Exercise instructions: The records need to be set down again exactly as they appear.

Provided information:

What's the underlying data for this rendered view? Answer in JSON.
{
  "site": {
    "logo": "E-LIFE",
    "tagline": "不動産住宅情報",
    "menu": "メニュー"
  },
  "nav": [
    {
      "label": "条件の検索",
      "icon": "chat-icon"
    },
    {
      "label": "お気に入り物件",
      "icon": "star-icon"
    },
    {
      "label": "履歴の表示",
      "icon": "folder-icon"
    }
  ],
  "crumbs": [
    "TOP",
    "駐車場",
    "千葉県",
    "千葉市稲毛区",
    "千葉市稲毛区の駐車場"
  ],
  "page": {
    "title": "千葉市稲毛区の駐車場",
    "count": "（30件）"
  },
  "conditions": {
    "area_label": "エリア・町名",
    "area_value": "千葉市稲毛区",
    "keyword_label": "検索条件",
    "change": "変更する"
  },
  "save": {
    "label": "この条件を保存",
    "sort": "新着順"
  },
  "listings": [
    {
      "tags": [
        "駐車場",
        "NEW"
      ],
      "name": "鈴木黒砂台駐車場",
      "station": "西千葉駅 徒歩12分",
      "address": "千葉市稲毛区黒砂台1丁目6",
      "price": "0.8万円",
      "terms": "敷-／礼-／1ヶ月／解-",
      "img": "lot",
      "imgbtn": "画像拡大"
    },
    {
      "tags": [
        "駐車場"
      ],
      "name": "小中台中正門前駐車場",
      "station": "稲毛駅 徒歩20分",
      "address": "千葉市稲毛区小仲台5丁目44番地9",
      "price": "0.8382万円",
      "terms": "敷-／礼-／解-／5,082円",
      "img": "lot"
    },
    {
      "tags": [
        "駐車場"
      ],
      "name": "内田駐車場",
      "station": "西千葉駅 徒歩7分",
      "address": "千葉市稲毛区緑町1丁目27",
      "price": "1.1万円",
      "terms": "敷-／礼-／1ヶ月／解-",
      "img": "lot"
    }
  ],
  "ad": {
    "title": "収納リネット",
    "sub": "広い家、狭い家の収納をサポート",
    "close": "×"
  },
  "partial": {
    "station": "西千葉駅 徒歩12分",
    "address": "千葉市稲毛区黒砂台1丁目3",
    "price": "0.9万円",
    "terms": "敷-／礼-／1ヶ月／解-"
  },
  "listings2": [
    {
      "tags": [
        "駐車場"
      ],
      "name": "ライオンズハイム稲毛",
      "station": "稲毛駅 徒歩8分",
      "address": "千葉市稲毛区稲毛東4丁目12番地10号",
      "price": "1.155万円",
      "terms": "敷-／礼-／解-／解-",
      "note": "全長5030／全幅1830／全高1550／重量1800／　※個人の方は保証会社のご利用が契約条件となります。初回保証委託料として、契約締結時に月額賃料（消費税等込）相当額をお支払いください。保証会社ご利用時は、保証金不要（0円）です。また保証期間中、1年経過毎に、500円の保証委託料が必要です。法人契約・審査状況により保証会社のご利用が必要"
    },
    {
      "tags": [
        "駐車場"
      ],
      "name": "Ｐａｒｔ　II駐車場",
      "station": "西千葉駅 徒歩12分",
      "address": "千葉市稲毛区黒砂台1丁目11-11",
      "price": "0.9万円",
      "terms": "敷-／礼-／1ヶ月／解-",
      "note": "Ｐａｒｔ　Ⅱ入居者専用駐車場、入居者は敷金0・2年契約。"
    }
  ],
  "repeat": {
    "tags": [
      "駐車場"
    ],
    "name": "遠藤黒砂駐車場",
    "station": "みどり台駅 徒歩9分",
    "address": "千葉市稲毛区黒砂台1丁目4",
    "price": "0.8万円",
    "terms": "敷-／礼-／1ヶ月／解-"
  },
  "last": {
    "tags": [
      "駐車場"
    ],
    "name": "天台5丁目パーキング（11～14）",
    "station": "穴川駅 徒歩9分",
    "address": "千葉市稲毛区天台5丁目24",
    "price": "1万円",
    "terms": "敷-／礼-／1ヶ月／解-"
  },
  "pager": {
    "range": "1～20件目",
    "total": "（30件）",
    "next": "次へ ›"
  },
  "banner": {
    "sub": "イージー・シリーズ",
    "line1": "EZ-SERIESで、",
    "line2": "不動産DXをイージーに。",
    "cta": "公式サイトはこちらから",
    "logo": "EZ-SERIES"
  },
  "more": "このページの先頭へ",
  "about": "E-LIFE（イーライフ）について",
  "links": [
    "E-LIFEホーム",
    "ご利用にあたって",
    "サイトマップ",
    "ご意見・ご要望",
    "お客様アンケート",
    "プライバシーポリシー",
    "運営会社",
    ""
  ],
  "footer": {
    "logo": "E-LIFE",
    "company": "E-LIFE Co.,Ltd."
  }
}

The answer:
What's the underlying data for this rendered view? Answer in JSON.
{
  "site": {
    "logo": "E-LIFE",
    "tagline": "不動産住宅情報",
    "menu": "メニュー"
  },
  "nav": [
    {
      "label": "条件の検索",
      "icon": "chat-icon"
    },
    {
      "label": "お気に入り物件",
      "icon": "star-icon"
    },
    {
      "label": "履歴の表示",
      "icon": "folder-icon"
    }
  ],
  "crumbs": [
    "TOP",
    "駐車場",
    "千葉県",
    "千葉市稲毛区",
    "千葉市稲毛区の駐車場"
  ],
  "page": {
    "title": "千葉市稲毛区の駐車場",
    "count": "（30件）"
  },
  "conditions": {
    "area_label": "エリア・町名",
    "area_value": "千葉市稲毛区",
    "keyword_label": "検索条件",
    "change": "変更する"
  },
  "save": {
    "label": "この条件を保存",
    "sort": "新着順"
  },
  "listings": [
    {
      "tags": [
        "駐車場",
        "NEW"
      ],
      "name": "鈴木黒砂台駐車場",
      "station": "西千葉駅 徒歩12分",
      "address": "千葉市稲毛区黒砂台1丁目6",
      "price": "0.8万円",
      "terms": "敷-／礼-／1ヶ月／解-",
      "img": "lot",
      "imgbtn": "画像拡大"
    },
    {
      "tags": [
        "駐車場"
      ],
      "name": "小中台中正門前駐車場",
      "station": "稲毛駅 徒歩20分",
      "address": "千葉市稲毛区小仲台5丁目44番地9",
      "price": "0.8382万円",
      "terms": "敷-／礼-／解-／5,082円",
      "img": "lot"
    },
    {
      "tags": [
        "駐車場"
      ],
      "name": "内田駐車場",
      "station": "西千葉駅 徒歩7分",
      "address": "千葉市稲毛区緑町1丁目27",
      "price": "1.1万円",
      "terms": "敷-／礼-／1ヶ月／解-",
      "img": "lot"
    }
  ],
  "ad": {
    "title": "収納リネット",
    "sub": "広い家、狭い家の収納をサポート",
    "close": "×"
  },
  "partial": {
    "station": "西千葉駅 徒歩12分",
    "address": "千葉市稲毛区黒砂台1丁目3",
    "price": "0.9万円",
    "terms": "敷-／礼-／1ヶ月／解-"
  },
  "listings2": [
    {
      "tags": [
        "駐車場"
      ],
      "name": "ライオンズハイム稲毛",
      "station": "稲毛駅 徒歩8分",
      "address": "千葉市稲毛区稲毛東4丁目12番地10号",
      "price": "1.155万円",
      "terms": "敷-／礼-／解-／解-",
      "note": "全長5030／全幅1830／全高1550／重量1800／　※個人の方は保証会社のご利用が契約条件となります。初回保証委託料として、契約締結時に月額賃料（消費税等込）相当額をお支払いください。保証会社ご利用時は、保証金不要（0円）です。また保証期間中、1年経過毎に、500円の保証委託料が必要です。法人契約・審査状況により保証会社のご利用が必要"
    },
    {
      "tags": [
        "駐車場"
      ],
      "name": "Ｐａｒｔ　II駐車場",
      "station": "西千葉駅 徒歩12分",
      "address": "千葉市稲毛区黒砂台1丁目11-11",
      "price": "0.9万円",
      "terms": "敷-／礼-／1ヶ月／解-",
      "note": "Ｐａｒｔ　Ⅱ入居者専用駐車場、入居者は敷金0・2年契約。"
    }
  ],
  "repeat": {
    "tags": [
      "駐車場"
    ],
    "name": "遠藤黒砂駐車場",
    "station": "みどり台駅 徒歩9分",
    "address": "千葉市稲毛区黒砂台1丁目4",
    "price": "0.8万円",
    "terms": "敷-／礼-／1ヶ月／解-"
  },
  "last": {
    "tags": [
      "駐車場"
    ],
    "name": "天台5丁目パーキング（11～14）",
    "station": "穴川駅 徒歩9分",
    "address": "千葉市稲毛区天台5丁目24",
    "price": "1万円",
    "terms": "敷-／礼-／1ヶ月／解-"
  },
  "pager": {
    "range": "1～20件目",
    "total": "（30件）",
    "next": "次へ ›"
  },
  "banner": {
    "sub": "イージー・シリーズ",
    "line1": "EZ-SERIESで、",
    "line2": "不動産DXをイージーに。",
    "cta": "公式サイトはこちらから",
    "logo": "EZ-SERIES"
  },
  "more": "このページの先頭へ",
  "about": "E-LIFE（イーライフ）について",
  "links": [
    "E-LIFEホーム",
    "ご利用にあたって",
    "サイトマップ",
    "ご意見・ご要望",
    "お客様アンケート",
    "プライバシーポリシー",
    "運営会社",
    ""
  ],
  "footer": {
    "logo": "E-LIFE",
    "company": "E-LIFE Co.,Ltd."
  }
}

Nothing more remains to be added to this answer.